A prime food shopping frustration is plastic packaging. Do we really want our cucumbers encased in plastic? What about buying baking potatoes wrapped in plastic? We do not want to purchase loose fruit or vegetables and have the only option to package them as being a plastic bag. To take advantage of a special offer of 4 tins of baked beans, why do they have to be wrapped in plastic?
I do realise that it is not that straightforward for supermarkets to abolish the use of all plastics, but please take urgent steps to get rid of the plastic packaging!
Money Spent On Food Shopping
From the governments statistics, the following information is quite revealing:
- In 2016/17 the percentage of spend on food and non-alcoholic drinks for the average UK household was 10.5%.
- The percentage of spend on food continues to be highest for households with the lowest 20 per cent of income, at 14.3% in 2016/17 .
- Food is the largest item of household expenditure for low income households, after housing, fuel and power costs.
Given the amount of money spent on food shopping, surely more needs to be done to make it a more fair and simpler experience.
To find some of the latest special offers from supermarkets click here.
Unfortunately for some people food shopping frustrations are a result of not being able to afford food. More people than ever are being forced to go to food banks. The Trussell Trust, which runs a network of food banks across the UK, has reported that it has given out more than 820,000 food parcels in the last six months. This is a 23% increase on the same period in 2018. In my opinion this is disgraceful for the sixth largest economy in the world. For information on where to find free food and drink click here.

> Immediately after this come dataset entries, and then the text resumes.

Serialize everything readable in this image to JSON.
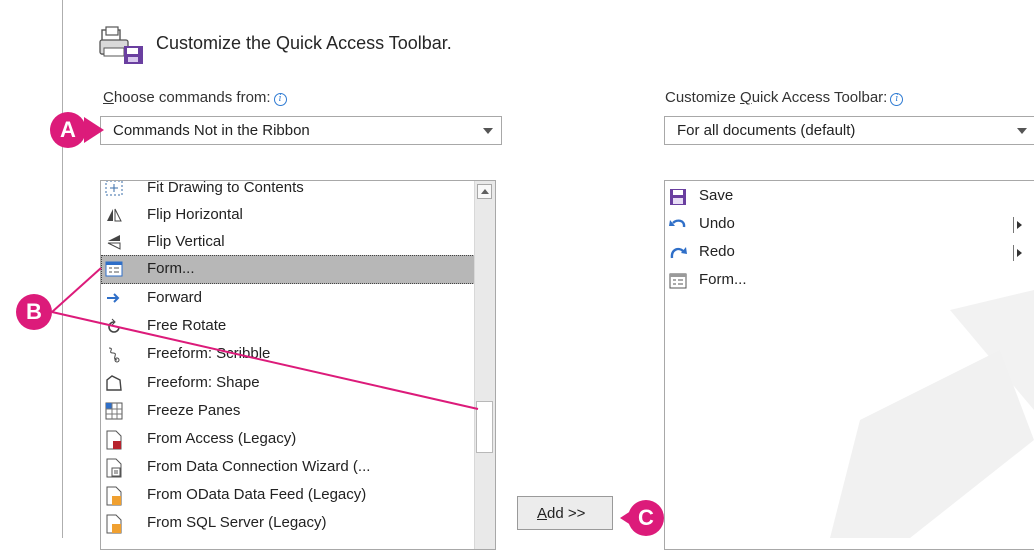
{
  "dialog": {
    "title": "Customize the Quick Access Toolbar."
  },
  "left_panel": {
    "label_prefix": "",
    "label_accel": "C",
    "label_rest": "hoose commands from:",
    "dropdown_value": "Commands Not in the Ribbon",
    "commands": [
      {
        "label": "Fit Drawing to Contents",
        "icon": "fit-drawing-icon"
      },
      {
        "label": "Flip Horizontal",
        "icon": "flip-horizontal-icon"
      },
      {
        "label": "Flip Vertical",
        "icon": "flip-vertical-icon"
      },
      {
        "label": "Form...",
        "icon": "form-icon",
        "selected": true
      },
      {
        "label": "Forward",
        "icon": "forward-arrow-icon"
      },
      {
        "label": "Free Rotate",
        "icon": "free-rotate-icon"
      },
      {
        "label": "Freeform: Scribble",
        "icon": "scribble-icon"
      },
      {
        "label": "Freeform: Shape",
        "icon": "freeform-shape-icon"
      },
      {
        "label": "Freeze Panes",
        "icon": "freeze-panes-icon"
      },
      {
        "label": "From Access (Legacy)",
        "icon": "access-file-icon"
      },
      {
        "label": "From Data Connection Wizard (...",
        "icon": "data-connection-icon"
      },
      {
        "label": "From OData Data Feed (Legacy)",
        "icon": "odata-feed-icon"
      },
      {
        "label": "From SQL Server (Legacy)",
        "icon": "sql-server-icon"
      }
    ]
  },
  "right_panel": {
    "label_before": "Customize ",
    "label_accel": "Q",
    "label_after": "uick Access Toolbar:",
    "dropdown_value": "For all documents (default)",
    "items": [
      {
        "label": "Save",
        "icon": "save-icon"
      },
      {
        "label": "Undo",
        "icon": "undo-icon",
        "has_menu": true
      },
      {
        "label": "Redo",
        "icon": "redo-icon",
        "has_menu": true
      },
      {
        "label": "Form...",
        "icon": "form-icon"
      }
    ]
  },
  "add_button": {
    "accel": "A",
    "rest": "dd >>"
  },
  "callouts": {
    "a": "A",
    "b": "B",
    "c": "C"
  },
  "colors": {
    "callout": "#dc1b7a",
    "selection": "#b7b7b7",
    "accent_blue": "#2f6fc8",
    "save_purple": "#6a3fa0"
  }
}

Perhaps I sound like “Mr Angry” – but I don’t mean to. The food shopping frustrations I have mentioned are based on my experiences. Have I simply been unlucky? Are there any solutions to my frustrations that I am unaware of? Is there an app in development like the one I’ve suggested? Please share this blog because I’d love to hear from as many people as possible to see whether they share my frustrations and/or are aware of any solutions to them.